From Gian Piero Gasperini's exit to fighting for survival on Sunday, Scott Fleming charts Genoa's decline and ponders what can be done to halt it.
Escaping from relegation at your home stadium in the closing minutes of the last day of the season should be a joyous occasion. However, as the Spanish and Italian League seasons drew to a close at approximately the same time on Sunday night, the contrast could not have been starker.
In the Madrid neighbourhood of Vallecas, where Raul Tamudo's 92nd minute goal guaranteed Rayo Vallecano another season in La Liga, the Coach climbed into the stands, the fans streamed on to the pitch, the players clambered on top of the crossbar, and those that didn't had their shorts and jerseys ripped off their bodies by delirous supporters in scenes that would make Silvio Berlusconi blush.
Meanwhile at Marassi, the goal that preserved Genoa's Serie A status was met with roughly the same amount of enthusiasm as a consolation scored in a pre-season friendly. Alberto Gilardino was his jubilant self after his trademark tap in from Marco Rossi's cross, but his teammates took their time in going to congratulate him.
The camera panned to President Enrico Preziosi, sat not in the tribune but behind a billboard at ground level, isolated, his hand covering half his face, betraying little emotion other than boredom. The stadium announcer didn't lack enthusiasm as he called out Gilardino's name, the problem was that there was no one to whip up, no one to join in his cries, the game being played behind closed doors as a result of the Genoa Ultras’ attempt to remove their players jerseys – in a rather more menacing manner than that of the Rayo fans – during the 4-1 defeat to Siena last month.
But it wasn't just the empty stands. Anything other than muted celebrations would have seemed inappropriate even if the Stadio Luigi Ferraris had been rocking, because fighting for survival on the last day is a frankly ludicrous situation for a squad of the Rossoblu's calibre to find themselves in.
Gilardino, Rodrigo Palacio, Juraj Kucka, Miguel Veloso, Sebastien Frey – purely in terms of quality Genoa are on a par with Udinese, a team they finished 14 positions and 22 points behind. But Udinese have what Genoa lack, stability, unity, a rational strategy and perhaps most importantly, patience. Genoa don't buy bad players, the issue is not giving signings time to settle in, flogging anyone that doesn't make an immediate impact when the next transfer window opens, so that the Grifone XI we see each January bears little relation to the one that ran out the previous August.

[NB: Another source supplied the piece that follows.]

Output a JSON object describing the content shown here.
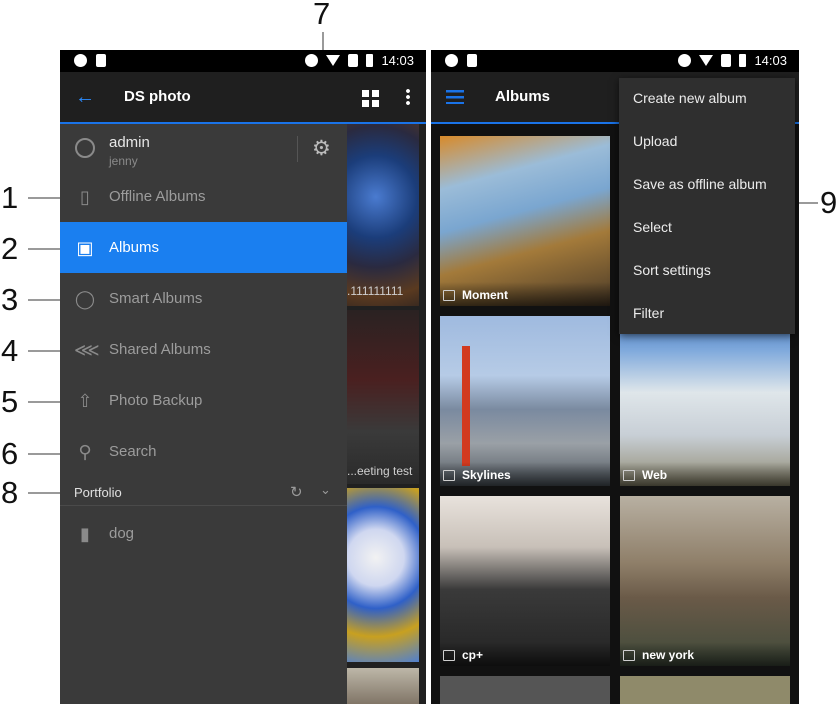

Genoa are the oldest club in Italy and the fourth most successful in Serie A's history, yet as the relegation battle went down to the wire it was hard not to root for little Lecce, a side with less history and fans but who were so much more than the sum of their parts, whereas Genoa were so much less.
It wasn't always like that. There was no more likeable team in Italy during Gian Piero Gasperini's reign, when the port club finished 10th on their top flight return in 2007-08 and fifth the season after, playing some exhilarating attacking football on the way. With hindsight it’s the sacking of Gasperini in November 2010 that sticks out as the point at which the decline began in earnest. In the 18 months since then Preziosi has been through four Coaches and spent countless millions on countless players, but his team has only regressed, finishing 10th last term and 17th this.
It’s difficult to comprehend how a successful businessman can keep making the same mistake, but Preziosi's “I don't intend to abandon ship, there is probably a need to change the equipment, and maybe the commander” comments on Sunday suggested he's about to make it over all again this summer, and didn't bode well for current Coach Gigi De Canio.
The potential recruitment of sporting director Pietro Lo Monaco from Catania would be a positive if a spending spree were needed, but what's called for now is a squad trimming if anything – getting the number of players on the clubs books down to a more manageable level in order to create a genuine team, a smaller, more united group with a specific identity and style of play.
Having finally cut off his infamous 'rat tail', Palacio yesterday donated it to the club's museum. It would be in the best interest of everyone concerned if Preziosi's chequebook was consigned there also.
Think you know your Italian football? Share your knowledge, tips and comments to win cash prizes in OLBG's tipster competition  - £5,000 monthly.